A fresh tug-of-war has erupted between MTC and the industry regulator, the Communication Regulatory Authority of Namibia, in the protracted legal tussles between the two parastatals.
MTC has over the years refused to swallow Cran’s directives, hook, line and sinker.
The telecommunications giant has retained this posture, by once again refusing Cran’s directive telling operators such as MTC to discontinue capturing customers’ biometric data for the SIM card registration process.
“Cran issued a directive to all concerned operators that the mandatory capturing of biometric data will no longer be required for SIM card registration,” Cran’s CEO, Emilia Nghikembua commanded the industry last week.
While MTC is aware of Cran’s directive, it will continue capturing the data, its spokesperson Tim Ekandjo said in a statement yesterday.

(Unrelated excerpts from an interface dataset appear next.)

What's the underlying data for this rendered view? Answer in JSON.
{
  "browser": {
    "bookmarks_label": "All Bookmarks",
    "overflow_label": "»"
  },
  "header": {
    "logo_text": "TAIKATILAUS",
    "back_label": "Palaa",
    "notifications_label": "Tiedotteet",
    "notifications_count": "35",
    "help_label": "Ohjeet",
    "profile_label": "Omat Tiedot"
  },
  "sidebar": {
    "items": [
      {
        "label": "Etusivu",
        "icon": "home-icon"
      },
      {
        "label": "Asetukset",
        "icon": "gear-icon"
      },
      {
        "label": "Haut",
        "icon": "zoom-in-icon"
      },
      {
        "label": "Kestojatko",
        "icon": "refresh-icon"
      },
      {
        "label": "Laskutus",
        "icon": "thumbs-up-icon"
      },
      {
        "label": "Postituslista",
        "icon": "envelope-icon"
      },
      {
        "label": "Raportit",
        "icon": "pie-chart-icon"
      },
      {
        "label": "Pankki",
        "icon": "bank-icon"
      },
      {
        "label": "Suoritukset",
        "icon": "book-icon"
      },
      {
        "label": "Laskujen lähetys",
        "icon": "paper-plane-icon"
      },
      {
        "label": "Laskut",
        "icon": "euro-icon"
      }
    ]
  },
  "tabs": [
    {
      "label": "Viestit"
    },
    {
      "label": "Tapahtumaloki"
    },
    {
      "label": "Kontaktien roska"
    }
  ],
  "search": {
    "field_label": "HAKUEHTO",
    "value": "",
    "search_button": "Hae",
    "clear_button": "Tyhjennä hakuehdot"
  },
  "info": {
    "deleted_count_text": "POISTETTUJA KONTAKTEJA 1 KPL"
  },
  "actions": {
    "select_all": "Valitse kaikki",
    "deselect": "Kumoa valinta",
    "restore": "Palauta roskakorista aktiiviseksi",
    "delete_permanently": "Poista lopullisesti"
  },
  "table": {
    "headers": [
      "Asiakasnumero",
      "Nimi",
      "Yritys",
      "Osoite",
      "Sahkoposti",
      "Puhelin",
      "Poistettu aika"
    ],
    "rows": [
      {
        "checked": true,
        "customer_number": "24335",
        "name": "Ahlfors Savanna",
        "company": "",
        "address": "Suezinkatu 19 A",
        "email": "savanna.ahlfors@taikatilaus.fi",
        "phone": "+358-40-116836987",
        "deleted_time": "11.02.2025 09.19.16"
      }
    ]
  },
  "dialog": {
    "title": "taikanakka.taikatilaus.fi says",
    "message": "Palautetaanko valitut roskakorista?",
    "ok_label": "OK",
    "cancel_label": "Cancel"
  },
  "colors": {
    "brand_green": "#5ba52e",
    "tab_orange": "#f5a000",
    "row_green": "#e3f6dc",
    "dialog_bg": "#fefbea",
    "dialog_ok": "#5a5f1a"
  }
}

According to Ekandjo, MTC is thoughtful to the notice as put ventilated by Cran, but “whilst we are in total unison with the considerations by Cran, MTC’s position is that the rationale behind its biometric as part of its “Verifi” process is an extended and enhanced tool for customer authenticity, considering increased cyber and online frauds often involving stolen identities.”
“Verifi, as part of the biometric data capturing process is done with the aim to offer additional security, which would then help tackle fraud and crime and offer customer convenience when it comes to their profiles with MTC,” Ekandjo said.
According to him, MTC is happy with the public’s response to the registration process, particularly pertaining to biometrics.
This, he said, is due to the fact that “the majority understand the security benefits that come with it”.
It is evidenced by the 1 002 032 SIM cards that MTC has so far registered.
“The position of MTC is that it will continue offering its biometric process as a condition of service to its customers,” Ekandjo stated, mincing no words in the face of the regulator.
Responding to New Era’s questions yesterday, CRAN’s spokerson Katrina Sikeni appeared unshaken by MTC’s bravado.
“Cran will take regulatory enforcement action against any operator who takes forceful capturing of mandatory biometric data from consumers for the process of SIM card registration,” Sikeni said.
She reiterated that consumers should be allowed to register their SIM cards with the required information.
“Thus, operators will only be required to collect the information as set out in the regulations, which includes, the name of the customer, his/her address of ordinary residence, and his/her Namibian ID, passport or any other official identity document issued by the government of any other country. Customers who, however, voluntarily choose to provide their biometric data are welcome to do so,” she asserted.
SIM card registration is a national initiative aimed at facilitating the investigation of crimes committed with the aid of telecommunications devices and enhancing e-commerce activities and online trading.
“There are also benefits and use cases that are directly facilitated by the registration of digital identities. Moreover, there has been an increase in the use of digital and/or online services, providing opportunities for Namibians to embrace virtual teaching and learning, mobile banking, online shopping, just to mention a few,” Sikeni said in a media dictum a few days ago.
This, however, is not the only battle in the longstanding battle between the two institutions.
Over the years, the regulator has lamented being financially drained due to its inability to collect the regulatory levy from providers of communication services.
“The regulatory levy is one of the key revenue streams that Cran has to enable it to regulate the industry. As a result, since the court’s ruling, we have had to scale down on the operations, scale down on some of our business plans and projects because the resources that we have cannot enable us to implement those projects or to resource the organisation in terms of more new positions, [purchase] equipment or to do more activities to regulate the industry properly,” its former CEO, Festus Mbandeka said in 2019.
The levy constituted around 60% of Cran’s revenue.
Between 2018 and 2020, Cran lost at least N$158 million through regulatory levies it could not collect.
On its part, MTC has been unrepentant, refusing to budge to Cran’s levy demands, at least in their entirety.
MTC’s top legal brain, Patience Kanalelo has maintained that Section 23 of the Communications Act needs a revisit as it gives Cran unfettered powers.
MTC has been of the view particularly that Section 23 (3) (a) which gives Cran the power to “impose different percentages or different fixed amounts providers of communication services or categories of such providers” is unreasonably discriminatory.
“There are just two critical things that need to be addressed. Firstly, the discrimination of trying to discriminate in percentages to the different licensees. We feel that is against the [fair] competition. The second issue is that Cran wants to recover its past regulatory costs on something that was already declared unconstitutional. We feel that needs to be addressed and corrected,” Kanalelo said in 2019.
This has been MTC’s legal basis against Cran’s levy wishes.
In 2018, the Supreme Court found that Section 23(2)(a) of the Communications Act, which gives the Cran the power to impose a regulatory levy on providers was unconstitutional on the grounds that it granted uncircumscribed plenary legislative powers to Cran due to the absence of guidelines.
This case was first brought before the courts by Telecom, where Kanalelo was the principal legal advisor.
After a protracted legal tussle, all eyes are now fixated on the Supreme Court judgement on whether it is MTC or Cran will have its way.